Use this URL to cite or link to this record in EThOS: http://ethos.bl.uk/OrderDetails.do?uin=uk.bl.ethos.429218
Title: Secrets of success : the development of obstetric ultrasound in Scotland, 1963-1990
Author: Nicholson, Deborah
Awarding Body: University of Glasgow
Current Institution: University of Glasgow
Date of Award: 2003
Availability of Full Text:
Access through EThOS:
Access through Institution:
Abstract:
This thesis examines the diffusion of obstetric ultrasound technology in Scotland, from the early 1960s through to the end of the 1980s. Although the origins of obstetric ultrasound can be traced to 1955, and the pioneering work undertaken by Professor Ian Donald and his colleagues in Glasgow on the gynaecological applications of ultrasound, it was not until the early 1960s that the pathologies associated with pregnancy were directly investigated. Over the next thirty years, the technology underwent a number of significant transformations - in technical design, application and use, and organisation. The main focus of this thesis is on the uptake and implementation of obstetric ultrasound in new locations across Scotland, and on the dynamics of change associated with its use in clinical practice. U sing a case-study approach which centres on four individual Scottish hospitals, this thesis traces the complexity and heterogeneity evident in the diffusion of this technology. The definition of 'technology' employed in this thesis is three-dimensional - comprising of technical, cognitive and interactive/performative dimensions. Here it is argued that all three of these dimensions compose a technology, and that all three are open to adaptation and change, thus essentially changing the nature of the technology itself. This is highlighted through a comparative account, focussing on site-specific differences in the development, organisation and use of the technology. The evidence presented here has been drawn from a variety of historical sources. The recollections of a number of actors involved in the introduction, use and development of obstetric ultrasound in Scotland, as well as of women who experienced ultrasound during their pregnancies, have been collected using semi-structured interviews.
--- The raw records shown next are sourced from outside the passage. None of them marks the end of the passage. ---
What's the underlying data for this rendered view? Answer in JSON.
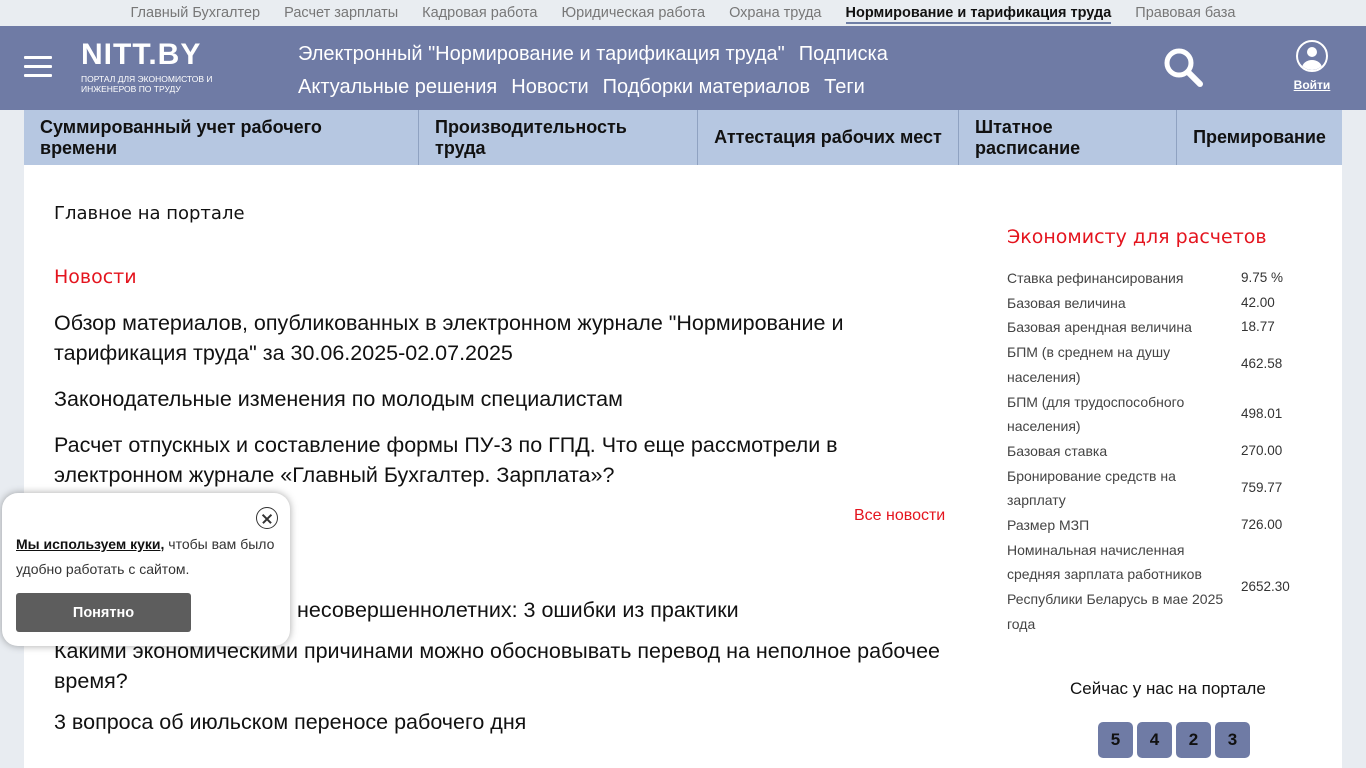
{
  "top_links": [
    "Главный Бухгалтер",
    "Расчет зарплаты",
    "Кадровая работа",
    "Юридическая работа",
    "Охрана труда",
    "Нормирование и тарификация труда",
    "Правовая база"
  ],
  "header": {
    "logo_main": "NITT.BY",
    "logo_sub": "ПОРТАЛ ДЛЯ ЭКОНОМИСТОВ И ИНЖЕНЕРОВ ПО ТРУДУ",
    "nav": [
      "Электронный \"Нормирование и тарификация труда\"",
      "Подписка",
      "Актуальные решения",
      "Новости",
      "Подборки материалов",
      "Теги"
    ],
    "login_label": "Войти"
  },
  "categories": [
    "Суммированный учет рабочего времени",
    "Производительность труда",
    "Аттестация рабочих мест",
    "Штатное расписание",
    "Премирование"
  ],
  "main": {
    "section_title": "Главное на портале",
    "news_heading": "Новости",
    "news": [
      "Обзор материалов, опубликованных в электронном журнале \"Нормирование и тарификация труда\" за 30.06.2025-02.07.2025",
      "Законодательные изменения по молодым специалистам",
      "Расчет отпускных и составление формы ПУ-3 по ГПД. Что еще рассмотрели в электронном журнале «Главный Бухгалтер. Зарплата»?"
    ],
    "all_news": "Все новости",
    "news_2": [
      "несовершеннолетних: 3 ошибки из практики",
      "Какими экономическими причинами можно обосновывать перевод на неполное рабочее время?",
      "3 вопроса об июльском переносе рабочего дня"
    ]
  },
  "sidebar": {
    "eco_title": "Экономисту для расчетов",
    "rows": [
      {
        "label": "Ставка рефинансирования",
        "value": "9.75 %"
      },
      {
        "label": "Базовая величина",
        "value": "42.00"
      },
      {
        "label": "Базовая арендная величина",
        "value": "18.77"
      },
      {
        "label": "БПМ (в среднем на душу населения)",
        "value": "462.58"
      },
      {
        "label": "БПМ (для трудоспособного населения)",
        "value": "498.01"
      },
      {
        "label": "Базовая ставка",
        "value": "270.00"
      },
      {
        "label": "Бронирование средств на зарплату",
        "value": "759.77"
      },
      {
        "label": "Размер МЗП",
        "value": "726.00"
      },
      {
        "label": "Номинальная начисленная средняя зарплата работников Республики Беларусь в мае 2025 года",
        "value": "2652.30"
      }
    ],
    "now_title": "Сейчас у нас на портале",
    "counters": [
      "5",
      "4",
      "2",
      "3"
    ]
  },
  "cookie": {
    "link_text": "Мы используем куки,",
    "text": " чтобы вам было удобно работать с сайтом.",
    "button": "Понятно"
  },
  "colors": {
    "header_bg": "#6f7ba5",
    "categories_bg": "#b6c7e1",
    "accent_red": "#e4141e"
  }
}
To this oral history has been added information from a variety of archival sources held at the British Medical Ultrasound Society's Historical Collection (housed at The Queen Mother's Hospital, Glasgow). These include specialist professional journals, correspondence relating to ultrasound, manufacturers' literature, draft versions of key published papers, transcripts of interviews with prominent actors in the field and material donated by ultrasound workers across Scotland. Furthermore, the Collection also boasts a wide array of visual information (including pictures of various types of ultrasound equipment and images generated from them) and artifacts (ultrasound machines dating from the 1950s through to the 1980s). These, less conventional, historical sources are also employed in this thesisIn this comparative study of the diffusion of ultrasound, three related arguments are presented. Firstly, it is argued that innovation and diffusion are not mutually exclusive terms or periodising concepts, but are interwoven processes and forms of activity. The diffusion of obstetric ultrasound did not signal the 'end' of innovation, but merely the point at which new actors in new locations undertook it. Innovation is a crucial component in adapting a technology to new circumstances, users or contexts and thus it is argued that innovation and diffusion are inter-related, mutually dependent forms of interested human action. Secondly, obstetric ultrasound is characterised in this thesis as an emergent phenomenon, shaped by both technical and social factors. When the development of this technology is examined in a variety of historical and spatial contexts, it is evident that the form it takes is determined by the interplay of social factors (professional relationships and interests, actors interpretations of technology, etc.) and more technical or material factors (the way a machine responds to new demands or itself requires certain types of human or social response). Thus a complete account of the diffusion of obstetric ultrasound necessitates an approach that considers both social and material influences on technological change. Finally, this thesis explores the significance of site-specific local arrangements for the shaping of obstetric ultrasound. Interactions with technology take place within specific historical and locational settings. The specific character of each setting can affect the nature of inter-professional relationships, the organisation and administration of the technology, the characteristics of the patient population, and so on. Thus, the diffusion of obstetric ultrasound and the form that it takes in each new location are partly shaped by the way in which the technology interacts with new environments
Supervisor: Not available Sponsor: Not available
Qualification Name: Thesis (Ph.D.) Qualification Level: Doctoral
EThOS ID: uk.bl.ethos.429218  DOI: Not available
Keywords: R Medicine (General) ; RG Gynecology and obstetrics
Share: